It is entirely understandable that the President of France and the Chancellor of Germany took the occasion of the G-20 summit in London to gloat. After years of listening to the Anglo-Americans tell them they were, economically-speaking, fuddy-duddies, wedded to archaic regulatory schemes that impeded the more robust growth attainable with Thatcherism and Reaganomics, it was their turn to say "I told you so."
American exceptionalism is one of the oldest and strongest of national myths, in part because there is something to it. America’s national origins are not shrouded in the mists of the Middle Ages when Britannia and La France began to emerge as nations. We were birthed by committee in Philadelphia and subsequently renewed by immigration every generation. But, the worship of rugged individualism that is at the heart of many ideas about American exceptionalism, and which has been at the heart of conservative economic theories since at least the tenure of Herbert Hoover as Secretary of Commerce in the 1920s, that has always had less truth and less to commend itself than, say, our belief that immigration strengthens and enriches us as a nation.
The less truth part is easy: Ever been to the dam named for Mr. Hoover? It was not built by private investment and, without it and the network of federally built dams that dot the Western states, there would be no Las Vegas, no Pheonix, no Los Angeles, all of which rely on these federal projects for water and electricity. And for every rugged individual pioneer who headed West in search of his destiny, there is a less rugged pioneer who did not make it, who failed, and whose story has gone untold by whatever progeny he had. History belongs to the victors.
Laissez-faire, which draws strength from this worship of individualism, has little to commend itself these days. Was there anything more pathetic in contemporary public life than the testimony of Alan Greenspan in which he said he did not foresee that companies would act in such an avaricious manner? This, from a long-time member of the Ayn Rand Society here in Washington? You build a system upon greed, mark the levels of achievement by the attainment of wealth for oneself, not for one’s employees or even the long-term health of one’s company, watch the launch of magazines devoted to celebrating the antics of the rich and infamous, and then express shock that they behaved so?
But back to France. You know, their growth rates were never that far behind ours. And, the social contract they enjoy – shorter work week, universal health care, one month paid vacation for everyone – certainly beats ours. Is one-half of one percent less annual growth worth a social system that makes life less harsh for those who can’t keep up? If the fabulously rich have more of their income taxed, would it be such a defeat for American culture if Architectural Digest went back to publishing articles about architecture?

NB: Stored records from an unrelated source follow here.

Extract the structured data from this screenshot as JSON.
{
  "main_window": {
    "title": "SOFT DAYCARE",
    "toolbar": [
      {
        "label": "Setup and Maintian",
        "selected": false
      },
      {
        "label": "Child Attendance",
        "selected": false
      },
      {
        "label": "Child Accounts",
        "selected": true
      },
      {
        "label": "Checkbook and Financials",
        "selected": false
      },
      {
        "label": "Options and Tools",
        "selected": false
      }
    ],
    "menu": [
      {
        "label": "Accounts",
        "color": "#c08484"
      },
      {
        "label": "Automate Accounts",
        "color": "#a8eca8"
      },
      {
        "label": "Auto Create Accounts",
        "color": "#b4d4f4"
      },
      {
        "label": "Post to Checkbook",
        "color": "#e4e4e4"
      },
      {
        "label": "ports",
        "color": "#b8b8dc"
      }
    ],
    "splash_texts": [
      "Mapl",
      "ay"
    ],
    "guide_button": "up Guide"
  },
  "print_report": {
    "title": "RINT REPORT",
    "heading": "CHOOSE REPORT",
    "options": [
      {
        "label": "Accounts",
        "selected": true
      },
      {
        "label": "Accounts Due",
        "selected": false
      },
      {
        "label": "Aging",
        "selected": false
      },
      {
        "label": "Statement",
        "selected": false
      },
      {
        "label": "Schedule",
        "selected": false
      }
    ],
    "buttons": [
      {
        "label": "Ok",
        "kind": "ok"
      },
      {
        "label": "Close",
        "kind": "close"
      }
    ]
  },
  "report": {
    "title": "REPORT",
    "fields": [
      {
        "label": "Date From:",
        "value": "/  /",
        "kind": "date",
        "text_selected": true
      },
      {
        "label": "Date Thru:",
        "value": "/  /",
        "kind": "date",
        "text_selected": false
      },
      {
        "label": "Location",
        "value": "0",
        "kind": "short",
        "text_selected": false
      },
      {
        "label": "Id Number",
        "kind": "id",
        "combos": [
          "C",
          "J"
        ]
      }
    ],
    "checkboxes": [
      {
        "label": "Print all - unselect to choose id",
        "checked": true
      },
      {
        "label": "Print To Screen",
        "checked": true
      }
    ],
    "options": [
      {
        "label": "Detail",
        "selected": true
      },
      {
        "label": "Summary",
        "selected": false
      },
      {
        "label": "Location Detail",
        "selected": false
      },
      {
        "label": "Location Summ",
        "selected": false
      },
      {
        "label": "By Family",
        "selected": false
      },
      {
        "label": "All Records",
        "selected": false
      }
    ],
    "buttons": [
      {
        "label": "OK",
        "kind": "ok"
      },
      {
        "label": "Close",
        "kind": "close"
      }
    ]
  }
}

I am not much of a fan of French President Nicolas Sarkozy, but I do not begrudge him the chance to rib the Americans and to push for the kind of international regulations that might have lessened the economic collapse, or at least its spread, if the Anglo-Americans had not been so fiercely defending laissez-faire principles that are universally admitted to be indefensible today. President Obama, who was not party to the enactment of Reaganomics and must now over see its burial, was able to limit the amount of venom unleashed upon the United States. But, all Americans must ask themselves: Wither that extra one-half of one percent of GDP? What do we have to show for it today? The French at least still have their health care and their holidays.